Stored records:
☆ ☆ ☆ ☆

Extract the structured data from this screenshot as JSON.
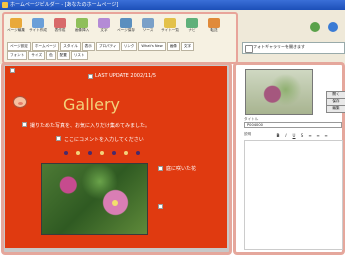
{
  "window": {
    "title": "ホームページビルダー - [あなたのホームページ]"
  },
  "toolbar": {
    "buttons": [
      {
        "label": "ページ編集"
      },
      {
        "label": "サイト作成"
      },
      {
        "label": "表作成"
      },
      {
        "label": "画像挿入"
      },
      {
        "label": "文字"
      },
      {
        "label": "ページ保存"
      },
      {
        "label": "ソース"
      },
      {
        "label": "サイト一覧"
      },
      {
        "label": "ナビ"
      },
      {
        "label": "転送"
      }
    ],
    "tabs_row1": [
      "ページ設定",
      "ホームページ",
      "スタイル",
      "表示",
      "プロパティ",
      "リンク",
      "What's New",
      "画像",
      "文字"
    ],
    "tabs_row2": [
      "フォント",
      "サイズ",
      "色",
      "配置",
      "リスト"
    ],
    "search_placeholder": "フォトギャラリーを開きます"
  },
  "canvas": {
    "last_update": "LAST UPDATE 2002/11/5",
    "gallery_title": "Gallery",
    "line1": "撮りためた写真を、お気に入りだけ集めてみました。",
    "line2": "ここにコメントを入力してください",
    "photo_caption": "庭に咲いた花"
  },
  "right_panel": {
    "btn_open": "開く",
    "btn_save": "保存",
    "btn_edit": "編集",
    "label_title": "タイトル",
    "field_title": "P004000",
    "label_comment": "説明",
    "format_buttons": [
      "B",
      "I",
      "U",
      "S",
      "≡",
      "≡",
      "≡"
    ]
  }
}
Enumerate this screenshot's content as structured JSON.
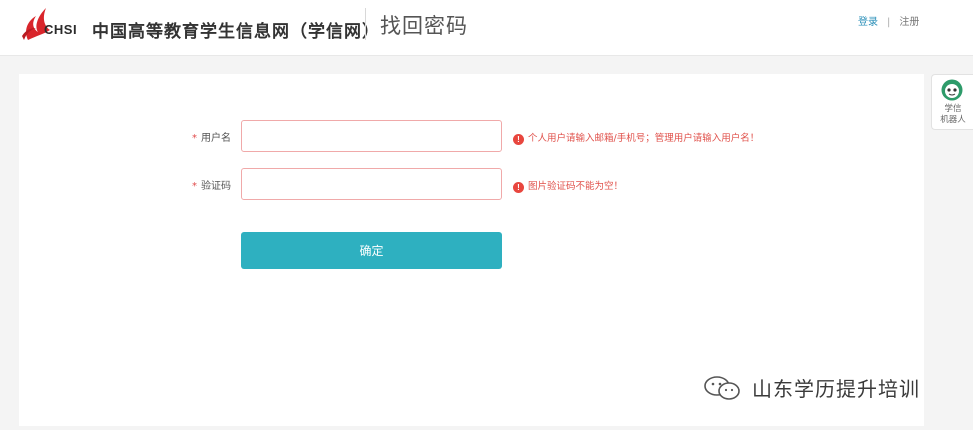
{
  "header": {
    "logo_text": "CHSI",
    "site_name": "中国高等教育学生信息网（学信网）",
    "page_title": "找回密码",
    "login_link": "登录",
    "separator": "|",
    "register_link": "注册"
  },
  "form": {
    "required_mark": "*",
    "username": {
      "label": "用户名",
      "value": "",
      "error": "个人用户请输入邮箱/手机号；管理用户请输入用户名！"
    },
    "captcha": {
      "label": "验证码",
      "value": "",
      "error": "图片验证码不能为空！"
    },
    "error_icon_glyph": "!",
    "submit_label": "确定"
  },
  "robot": {
    "label_line1": "学信",
    "label_line2": "机器人"
  },
  "watermark": {
    "text": "山东学历提升培训"
  },
  "colors": {
    "accent_button": "#2eb0c0",
    "error": "#e0504a",
    "link": "#2a8fb8",
    "input_error_border": "#f0a9a9"
  },
  "icons": {
    "logo": "chsi-red-flame-logo",
    "error": "exclamation-circle-icon",
    "robot": "robot-avatar-icon",
    "watermark": "wechat-icon"
  }
}
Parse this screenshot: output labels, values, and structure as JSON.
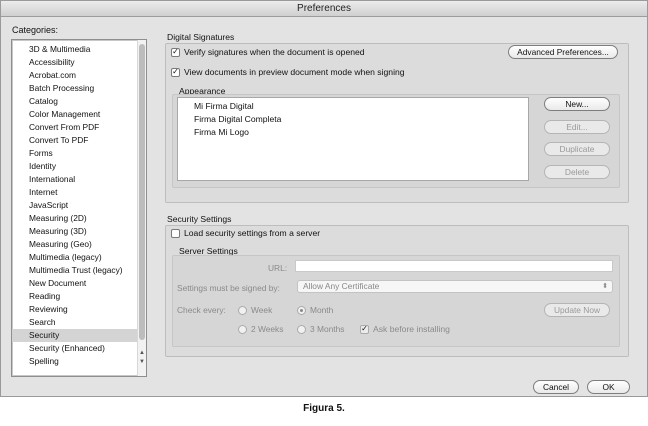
{
  "window": {
    "title": "Preferences"
  },
  "categories": {
    "label": "Categories:",
    "items": [
      "3D & Multimedia",
      "Accessibility",
      "Acrobat.com",
      "Batch Processing",
      "Catalog",
      "Color Management",
      "Convert From PDF",
      "Convert To PDF",
      "Forms",
      "Identity",
      "International",
      "Internet",
      "JavaScript",
      "Measuring (2D)",
      "Measuring (3D)",
      "Measuring (Geo)",
      "Multimedia (legacy)",
      "Multimedia Trust (legacy)",
      "New Document",
      "Reading",
      "Reviewing",
      "Search",
      "Security",
      "Security (Enhanced)",
      "Spelling"
    ],
    "selected": "Security"
  },
  "digital_signatures": {
    "title": "Digital Signatures",
    "verify_label": "Verify signatures when the document is opened",
    "verify_checked": true,
    "preview_label": "View documents in preview document mode when signing",
    "preview_checked": true,
    "advanced_button": "Advanced Preferences...",
    "appearance": {
      "title": "Appearance",
      "items": [
        "Mi Firma Digital",
        "Firma Digital Completa",
        "Firma Mi Logo"
      ],
      "new_button": "New...",
      "edit_button": "Edit...",
      "duplicate_button": "Duplicate",
      "delete_button": "Delete"
    }
  },
  "security_settings": {
    "title": "Security Settings",
    "load_label": "Load security settings from a server",
    "load_checked": false,
    "server": {
      "title": "Server Settings",
      "url_label": "URL:",
      "url_value": "",
      "signed_by_label": "Settings must be signed by:",
      "signed_by_value": "Allow Any Certificate",
      "check_every_label": "Check every:",
      "options": [
        "Week",
        "Month",
        "2 Weeks",
        "3 Months"
      ],
      "selected_option": "Month",
      "ask_label": "Ask before installing",
      "ask_checked": true,
      "update_button": "Update Now"
    }
  },
  "footer": {
    "cancel_button": "Cancel",
    "ok_button": "OK"
  },
  "caption": "Figura 5."
}
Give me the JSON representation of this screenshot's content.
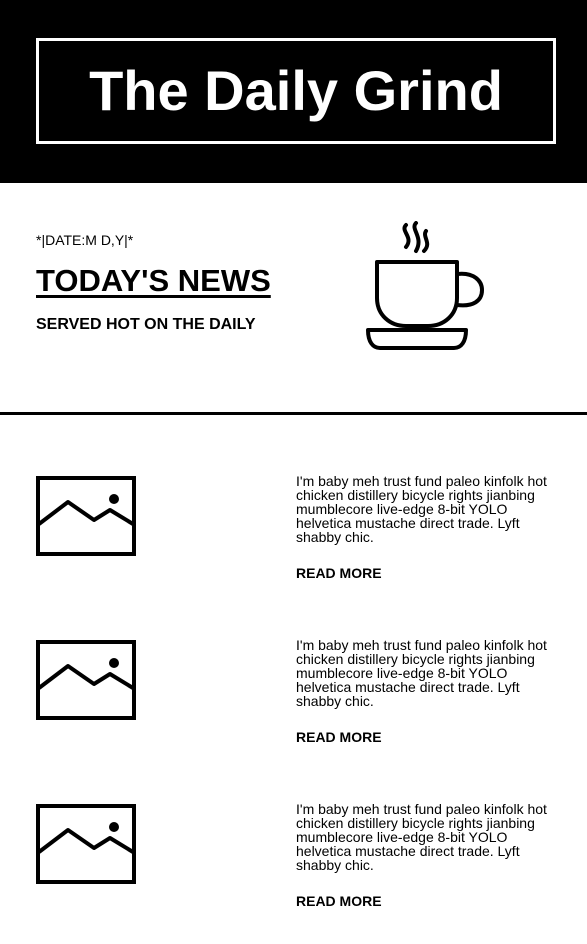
{
  "header": {
    "title": "The Daily Grind"
  },
  "hero": {
    "date": "*|DATE:M D,Y|*",
    "headline": "TODAY'S NEWS",
    "tagline": "SERVED HOT ON THE DAILY",
    "icon": "coffee-cup-icon"
  },
  "articles": [
    {
      "icon": "image-placeholder-icon",
      "text": "I'm baby meh trust fund paleo kinfolk hot chicken distillery bicycle rights jianbing mumblecore live-edge 8-bit YOLO helvetica mustache direct trade. Lyft shabby chic.",
      "link": "READ MORE"
    },
    {
      "icon": "image-placeholder-icon",
      "text": "I'm baby meh trust fund paleo kinfolk hot chicken distillery bicycle rights jianbing mumblecore live-edge 8-bit YOLO helvetica mustache direct trade. Lyft shabby chic.",
      "link": "READ MORE"
    },
    {
      "icon": "image-placeholder-icon",
      "text": "I'm baby meh trust fund paleo kinfolk hot chicken distillery bicycle rights jianbing mumblecore live-edge 8-bit YOLO helvetica mustache direct trade. Lyft shabby chic.",
      "link": "READ MORE"
    }
  ],
  "colors": {
    "background": "#ffffff",
    "ink": "#000000"
  }
}
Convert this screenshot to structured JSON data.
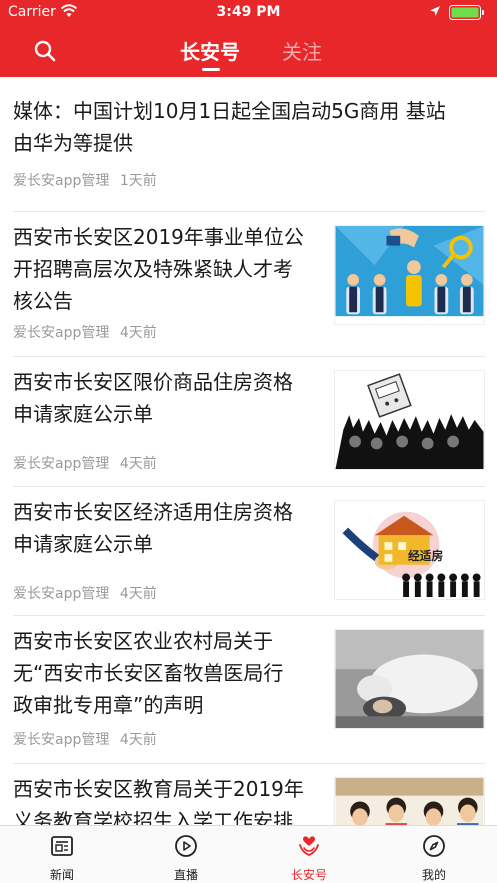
{
  "status_bar": {
    "carrier": "Carrier",
    "time": "3:49 PM"
  },
  "header": {
    "tabs": [
      {
        "label": "长安号",
        "active": true
      },
      {
        "label": "关注",
        "active": false
      }
    ],
    "background_color": "#e8272b"
  },
  "feed": {
    "items": [
      {
        "title_lines": [
          "媒体：中国计划10月1日起全国启动5G商用 基站",
          "由华为等提供"
        ],
        "source": "爱长安app管理",
        "time": "1天前",
        "thumbnail": "none"
      },
      {
        "title_lines": [
          "西安市长安区2019年事业单位公",
          "开招聘高层次及特殊紧缺人才考",
          "核公告"
        ],
        "source": "爱长安app管理",
        "time": "4天前",
        "thumbnail": "recruitment-illustration"
      },
      {
        "title_lines": [
          "西安市长安区限价商品住房资格",
          "申请家庭公示单"
        ],
        "source": "爱长安app管理",
        "time": "4天前",
        "thumbnail": "housing-crowd-illustration"
      },
      {
        "title_lines": [
          "西安市长安区经济适用住房资格",
          "申请家庭公示单"
        ],
        "source": "爱长安app管理",
        "time": "4天前",
        "thumbnail": "affordable-housing-illustration",
        "thumbnail_text": "经适房"
      },
      {
        "title_lines": [
          "西安市长安区农业农村局关于",
          "无“西安市长安区畜牧兽医局行",
          "政审批专用章”的声明"
        ],
        "source": "爱长安app管理",
        "time": "4天前",
        "thumbnail": "sheep-photo"
      },
      {
        "title_lines": [
          "西安市长安区教育局关于2019年",
          "义务教育学校招生入学工作安排"
        ],
        "source": "",
        "time": "",
        "thumbnail": "students-photo"
      }
    ]
  },
  "tabbar": {
    "items": [
      {
        "label": "新闻",
        "icon": "news-icon",
        "active": false
      },
      {
        "label": "直播",
        "icon": "play-icon",
        "active": false
      },
      {
        "label": "长安号",
        "icon": "heart-hands-icon",
        "active": true
      },
      {
        "label": "我的",
        "icon": "compass-icon",
        "active": false
      }
    ],
    "active_color": "#e8272b"
  }
}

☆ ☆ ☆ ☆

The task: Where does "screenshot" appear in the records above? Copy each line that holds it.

Output:
Extract the structured data from this screenshot as JSON.
Enumerate this screenshot's content as structured JSON.
Parse this screenshot: output labels, values, and structure as JSON.
Give me the JSON representation of this screenshot's content.
Convert this screenshot to structured JSON data.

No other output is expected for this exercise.